Jun 18, 1923:
Checker Cab Produces First Taxi at Kalamazoo Factory
~~"On June 18, 1923, the first Checker Cab rolls off the line at the Checker Cab Manufacturing Company in Kalamazoo, Michigan.
Morris Markin, founder of Checker Cab, was born in Smolensk, Russia, and began working when he was only 12 years old. At 19, he immigrated to the United States and moved to Chicago, where two uncles lived. After opening his own tailor's shop, Markin also began running a fleet of cabs and an auto body shop, the Markin Auto Body Corporation, in Joliet, Illinois. In 1921, after loaning $15,000 to help a friend's struggling car manufacturing business, the Commonwealth Motor Company, Markin absorbed Commonwealth into his own enterprise and completely halted the production of regular passenger cars in favor of taxis. The result was the Checker Cab Manufacturing Company, which took its name from a Chicago cab company that had hired Commonwealth to produce its vehicles.
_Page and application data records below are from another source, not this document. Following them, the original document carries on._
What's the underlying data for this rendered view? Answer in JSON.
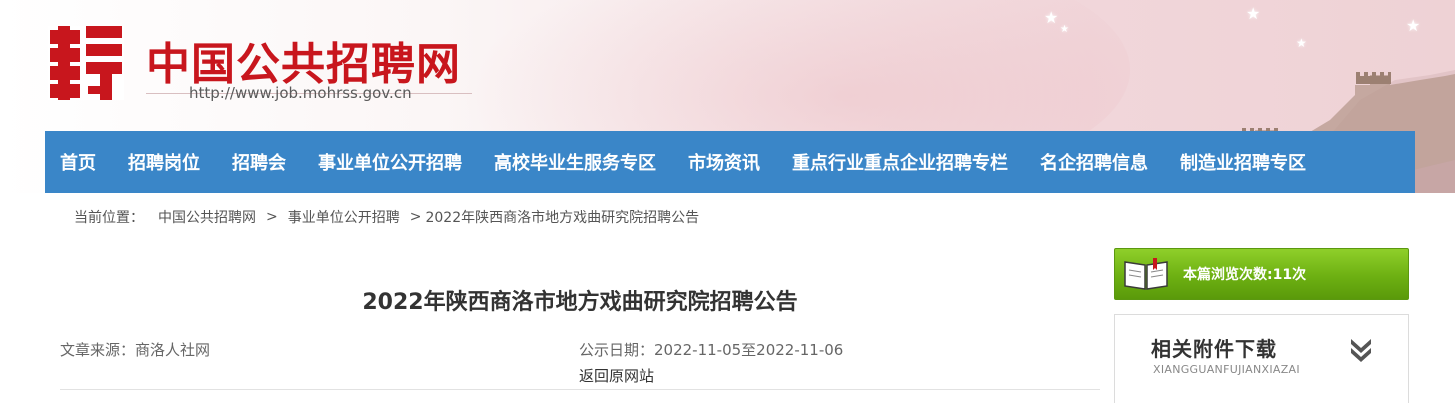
{
  "header": {
    "site_title": "中国公共招聘网",
    "site_url": "http://www.job.mohrss.gov.cn",
    "logo_icon": "pin-character-logo",
    "brand_color": "#c8161d"
  },
  "nav": {
    "background": "#3a86c8",
    "items": [
      {
        "label": "首页"
      },
      {
        "label": "招聘岗位"
      },
      {
        "label": "招聘会"
      },
      {
        "label": "事业单位公开招聘"
      },
      {
        "label": "高校毕业生服务专区"
      },
      {
        "label": "市场资讯"
      },
      {
        "label": "重点行业重点企业招聘专栏"
      },
      {
        "label": "名企招聘信息"
      },
      {
        "label": "制造业招聘专区"
      }
    ]
  },
  "breadcrumb": {
    "prefix": "当前位置：",
    "items": [
      {
        "label": "中国公共招聘网"
      },
      {
        "label": "事业单位公开招聘"
      }
    ],
    "separator": ">",
    "current": "2022年陕西商洛市地方戏曲研究院招聘公告"
  },
  "article": {
    "title": "2022年陕西商洛市地方戏曲研究院招聘公告",
    "source": "文章来源：商洛人社网",
    "date": "公示日期：2022-11-05至2022-11-06",
    "back_link": "返回原网站"
  },
  "sidebar": {
    "views_label": "本篇浏览次数:",
    "views_count": "11次",
    "views_icon": "open-book-icon",
    "attachments_title": "相关附件下载",
    "attachments_subtitle": "XIANGGUANFUJIANXIAZAI",
    "attachments_icon": "double-chevron-down-icon",
    "accent_green": "#6db012"
  }
}
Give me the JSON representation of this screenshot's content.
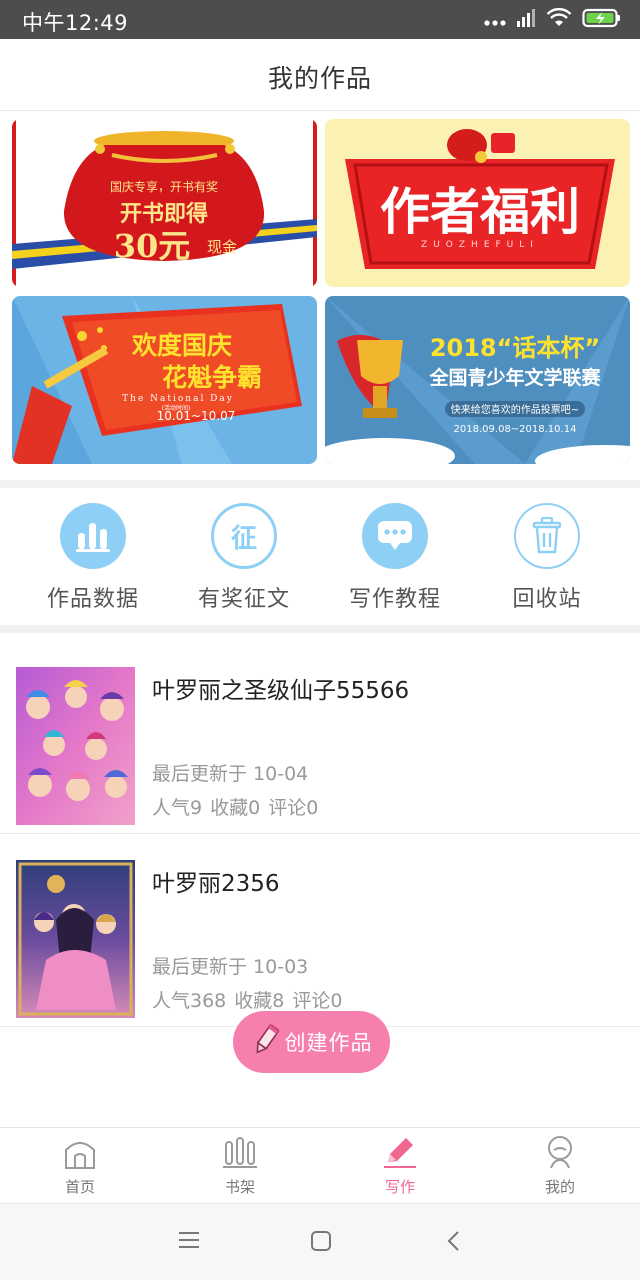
{
  "status_bar": {
    "time": "中午12:49"
  },
  "header": {
    "title": "我的作品"
  },
  "banners": [
    {
      "lines": [
        "国庆专享，开书有奖",
        "开书即得",
        "30元",
        "现金"
      ]
    },
    {
      "title": "作者福利",
      "sub": "ZUOZHEFULI"
    },
    {
      "title1": "欢度国庆",
      "title2": "花魁争霸",
      "en": "The National Day",
      "small": "(活动时间)",
      "date": "10.01~10.07"
    },
    {
      "title": "2018“话本杯”",
      "sub": "全国青少年文学联赛",
      "note": "快来给您喜欢的作品投票吧~",
      "date": "2018.09.08~2018.10.14"
    }
  ],
  "actions": [
    {
      "label": "作品数据",
      "icon": "bar-chart-icon",
      "glyph": ""
    },
    {
      "label": "有奖征文",
      "icon": "zheng-icon",
      "glyph": "征"
    },
    {
      "label": "写作教程",
      "icon": "chat-bubble-icon",
      "glyph": ""
    },
    {
      "label": "回收站",
      "icon": "trash-icon",
      "glyph": ""
    }
  ],
  "works": [
    {
      "name": "叶罗丽之圣级仙子55566",
      "updated": "最后更新于 10-04",
      "popularity": "人气9",
      "favorites": "收藏0",
      "comments": "评论0"
    },
    {
      "name": "叶罗丽2356",
      "updated": "最后更新于 10-03",
      "popularity": "人气368",
      "favorites": "收藏8",
      "comments": "评论0"
    }
  ],
  "create_button": {
    "label": "创建作品"
  },
  "tabs": [
    {
      "label": "首页",
      "icon": "home-icon"
    },
    {
      "label": "书架",
      "icon": "bookshelf-icon"
    },
    {
      "label": "写作",
      "icon": "pen-icon",
      "active": true
    },
    {
      "label": "我的",
      "icon": "profile-icon"
    }
  ],
  "colors": {
    "accent": "#f0678f",
    "action_circle": "#8ecff5",
    "create_button": "#f77fad"
  }
}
By the end of 1922, Checker was producing more than 100 units per month in Joliet, and some 600 of the company's cabs were on the streets of New York City. Markin went looking for a bigger factory and settled on Kalamazoo, where the company took over buildings previously used by the Handley-Knight Company and Dort Body Plant car manufacturers. The first shipment of a Checker from Kalamazoo on June 18, 1923 stood out as a major landmark in the history of the company, which by then employed some 700 people.
During the Great Depression, Markin briefly sold Checker, but he bought it back in 1936 and began diversifying his business by making auto parts for other car companies. After converting its factories to produce war materiel during World War II, Checker entered the passenger car market in the late 1950s, with models dubbed the Superba and the Marathon. In its peak production year of 1962, Checker rolled out some 8,173 cars; the great majority of those were taxis. Over the course of the 1970s, however, as economic conditions led taxi companies to convert smaller, more fuel-efficient standard passenger cars into cabs, the 4,000-pound gas-guzzling Checker came to seem more and more outdated. Markin had died in 1970, and in April 1982 his son David announced that Checker would halt production of its famous cab that summer. Though the company still owns the Yellow and Checker cab fleets in Chicago and continued to make parts for other auto manufacturers, including General Motors, the last Checker Cab rolled off the line in Kalamazoo on July 12, 1982. "
Jun 18, 1972:
Mysterious Crash At Heathrow
~~"On this day in 1972, a Trident jetliner crashes after takeoff from Heathrow Airport in London, killing 118 people. The official cause of this accident remains unknown, but it may have happened simply because the plane was carrying too much weight.
As the summer of 1972 approached, there were serious problems facing the air-travel industry. Pilots were threatening to strike any day due to lack of security. Hijackings were becoming more common and pilots were feeling particularly vulnerable since they most often bore the brunt of the violence.
However, on June 18 at Heathrow Airport outside of London, all appeared to be running smoothly. The BEA morning flight to Brussels was full and weather conditions were perfect. The Trident 1 jet took off with no incident but, just after its wheels retracted, it began falling from the sky. The plane split on impact and an intense fireball from the plane's fuel supply erupted, scattering the fuselage and passengers. Only two of the 118 passengers and crew members on board were pulled from the wreckage alive; both died just hours later.
All efforts to explain the crash were fruitless. The investigators' best guess was that the jet simply was carrying too much weight or that the weight was improperly distributed and the plane could not handle the stress."
Jun 18, 1984:
A Radio Host Is Gunned Down For His Controversial Views
~~"Talk radio icon Alan Berg, the self-described "man you love to hate," is gunned down and killed instantly in the driveway of his home in Denver, Colorado, on this day in 1984. The 50-year-old host, whose show on the station KOA gained a strong following in the early 1980s, stirred up controvesy with his outspoken personality, abrasive approach and liberal views. He had already been the target of a steady stream of death threats.
One of the suspects in Berg's murder, Bruce Pierce—leader of a neo-Nazi organization called the Order—was arrested nearly a year later in Georgia, driving a van that contained machine guns, grenades, dynamite, and a crossbow. His right-wing extremist group had been linked to many armored-car robberies in the West.
David Lane and Richard Scutari, Pierce's alleged accomplices, were caught a short time later. Authorities believed that Robert Matthews, the founder of the Order, was also involved, but he had died in a fire caused by a shootout with FBI agents near Seattle, Washington, in December 1984.
After Pierce, Lane, and Scutari were charged with violating Berg's civil rights, a jury concluded that Pierce had been responsible for shooting Berg, while Lane had driven the getaway car. Scutari was acquitted.
Alan Berg's story provided the loose inspiration for Oliver Stone and Eric Bogosian's 1988 film "Talk Radio." In the years since his murder, radio talk hosts have been known to be even more abrasive and controversial than Berg."